There is nothing more damaging for public officials than to have their secret and hard-to-explain assets exposed to the public. You’d think that they would have learned by now. And yet…

In the past weeks, I have been following from afar the travails of Renato Corona, the chief justice of the Philippine Supreme Court. Corona is in the midst of an impeachment trial and was found to have deposited millions of dollars in undisclosed bank accounts. As chief justice he should have known: Bank secrecy is not inviolable. As regulators worldwide crack down on money laundering and compel banks to be more accountable for their depositors, full secrecy is no longer guaranteed.

So here’s some unsolicited advice to those in public office: Be careful where you put your money.

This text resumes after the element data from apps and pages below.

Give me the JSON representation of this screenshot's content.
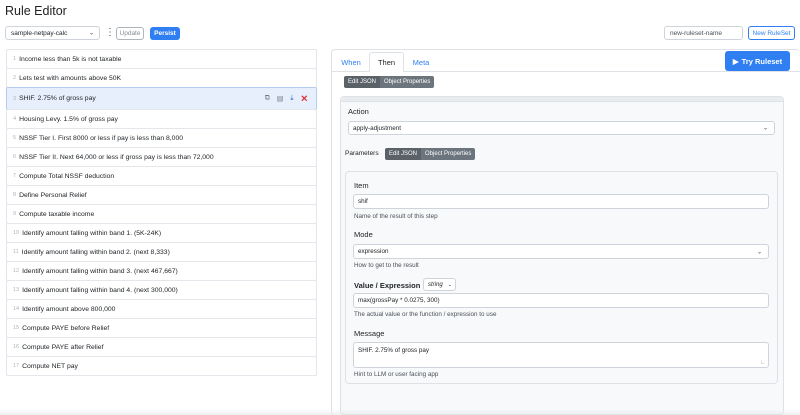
{
  "page": {
    "title": "Rule Editor"
  },
  "toolbar": {
    "ruleset_select_value": "sample-netpay-calc",
    "update_label": "Update",
    "persist_label": "Persist",
    "new_ruleset_name_value": "new-ruleset-name",
    "new_ruleset_label": "New RuleSet"
  },
  "rules": [
    {
      "num": "1",
      "label": "Income less than 5k is not taxable"
    },
    {
      "num": "2",
      "label": "Lets test with amounts above 50K"
    },
    {
      "num": "3",
      "label": "SHIF. 2.75% of gross pay"
    },
    {
      "num": "4",
      "label": "Housing Levy. 1.5% of gross pay"
    },
    {
      "num": "5",
      "label": "NSSF Tier I. First 8000 or less if pay is less than 8,000"
    },
    {
      "num": "6",
      "label": "NSSF Tier II. Next 64,000 or less if gross pay is less than 72,000"
    },
    {
      "num": "7",
      "label": "Compute Total NSSF deduction"
    },
    {
      "num": "8",
      "label": "Define Personal Relief"
    },
    {
      "num": "9",
      "label": "Compute taxable income"
    },
    {
      "num": "10",
      "label": "Identify amount falling within band 1. (5K-24K)"
    },
    {
      "num": "11",
      "label": "Identify amount falling within band 2. (next 8,333)"
    },
    {
      "num": "12",
      "label": "Identify amount falling within band 3. (next 467,667)"
    },
    {
      "num": "13",
      "label": "Identify amount falling within band 4. (next 300,000)"
    },
    {
      "num": "14",
      "label": "Identify amount above 800,000"
    },
    {
      "num": "15",
      "label": "Compute PAYE before Relief"
    },
    {
      "num": "16",
      "label": "Compute PAYE after Relief"
    },
    {
      "num": "17",
      "label": "Compute NET pay"
    }
  ],
  "rule_actions": {
    "copy_icon": "copy-icon",
    "save_icon": "save-icon",
    "move_icon": "move-down-icon",
    "delete_icon": "delete-icon"
  },
  "tabs": [
    {
      "label": "When"
    },
    {
      "label": "Then"
    },
    {
      "label": "Meta"
    }
  ],
  "try_ruleset_label": "Try Ruleset",
  "then_panel": {
    "edit_json_label": "Edit JSON",
    "object_properties_label": "Object Properties",
    "action_label": "Action",
    "action_value": "apply-adjustment",
    "parameters_label": "Parameters",
    "params_edit_json_label": "Edit JSON",
    "params_object_properties_label": "Object Properties",
    "item_label": "Item",
    "item_value": "shif",
    "item_help": "Name of the result of this step",
    "mode_label": "Mode",
    "mode_value": "expression",
    "mode_help": "How to get to the result",
    "value_label": "Value / Expression",
    "value_type": "string",
    "value_value": "max(grossPay * 0.0275, 300)",
    "value_help": "The actual value or the function / expression to use",
    "message_label": "Message",
    "message_value": "SHIF. 2.75% of gross pay",
    "message_help": "Hint to LLM or user facing app"
  }
}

Be discreet about acquiring assets. Don’t be sloppy when you hide your wealth. Otherwise you’ll prove true what I’ve suspected all along: only the uninitiated and indiscreet get caught. Read the rest of this entry »

Advertisements

Globalizing stolen assets: greed, fear & a taste for the luxury goods of the West

Harvard professor and China expert Roderick MacFarquhar had an insightful op-ed in today’s New York Times, where he talks about why the Chinese elite are stashing their assets overseas and sending their children abroad for schooling. It’s not pure greed, he says, but fear.

China’s Communist leaders cling to Deng Xiaoping’s belief that their continuance in power will depend on economic progress. But even in China, a mandate based on competence can crumble in hard times. So globalizing one’s assets — transferring money and educating one’s children overseas — makes sense as a hedge against risk. (At least $120 billion has been illegally transferred abroad since the mid-1990s, according to one official estimate.)

Such massive asset transfers are happening not just from China, but other places as well, such as Russia and the resource-rich states of Africa, where the acquisitiveness of political leaders have earned some global notoriety. But is it really just fear that motivates the accumulation and transfer of wealth? Is it also not the sheer enjoyment of what money can buy? Read the rest of this entry »


Putin’s Wealth: No ‘smoking gun’ but some ‘smoking watches’

Certificate showing that the wife of the Russian first deputy prime minister is the sole shareholder of a British Virgin Islands company that made millions from a “loan” it gave to a Russian steel conglomerate.

Last month, The Bureau of Investigative Journalism in London and the Al Jazeera program, People and Power, released the provocatively titled investigation, “Putin: The Richest Man on Earth?”

The report examined Putin’s assets and allegations that he had amassed vast amounts of wealth. The Bureau employed a tried and tested way of uncovering the hidden assets of politicians: its reporters used asset declarations as a starting point and then unearthed proof that other, hidden, and more substantial assets had been acquired through questionable means. This method has been used with some success elsewhere, notably in the Philippines, where journalistic investigation into the assets of the president led to his ouster and by prosecutors in the ongoing trial of the Supreme Court chief justice, who was found to have had millions of dollars in undeclared bank accounts. In Thailand, reporters have used then Prime Minister Thaksin Shinawatra’s asset declarations to show that he had violated divestment laws, an exposé that came close to forcing him out of office in 2001. Up to now, Thaksin is still facing lawsuits alleging he had falsified his asset disclosures. Read the rest of this entry »


Countering electronic surveillance

In a chilling account in this month’s issue of the Columbia Journalism Review, freelance journalist Matthieu Aikins recounts how hackers in the employ of the Libyan government were able to access the email accounts of foreign journalists. It wasn’t that difficult – nothing that a  hacker of average skills in  say, Manila or Bucharest, couldn’t do.  Among other things, Libyan authorities got  a spreadsheet from a CNN email  account; it had a list of names, phone numbers, and e-mail addresses of the network’s underground sources in Tripoli.

In the past few years, the surveillance capacities of intelligence bodies around the world have multiplied beyond imagination, thanks in part to surveillance technologies developed in the U.S. and Western Europe. But even without those technologies, governments in many countries have been able to count on the cooperation of telecoms companies who willingly release data on subscribers in exchange for leniency on their licensing and other requirements. Read the rest of this entry »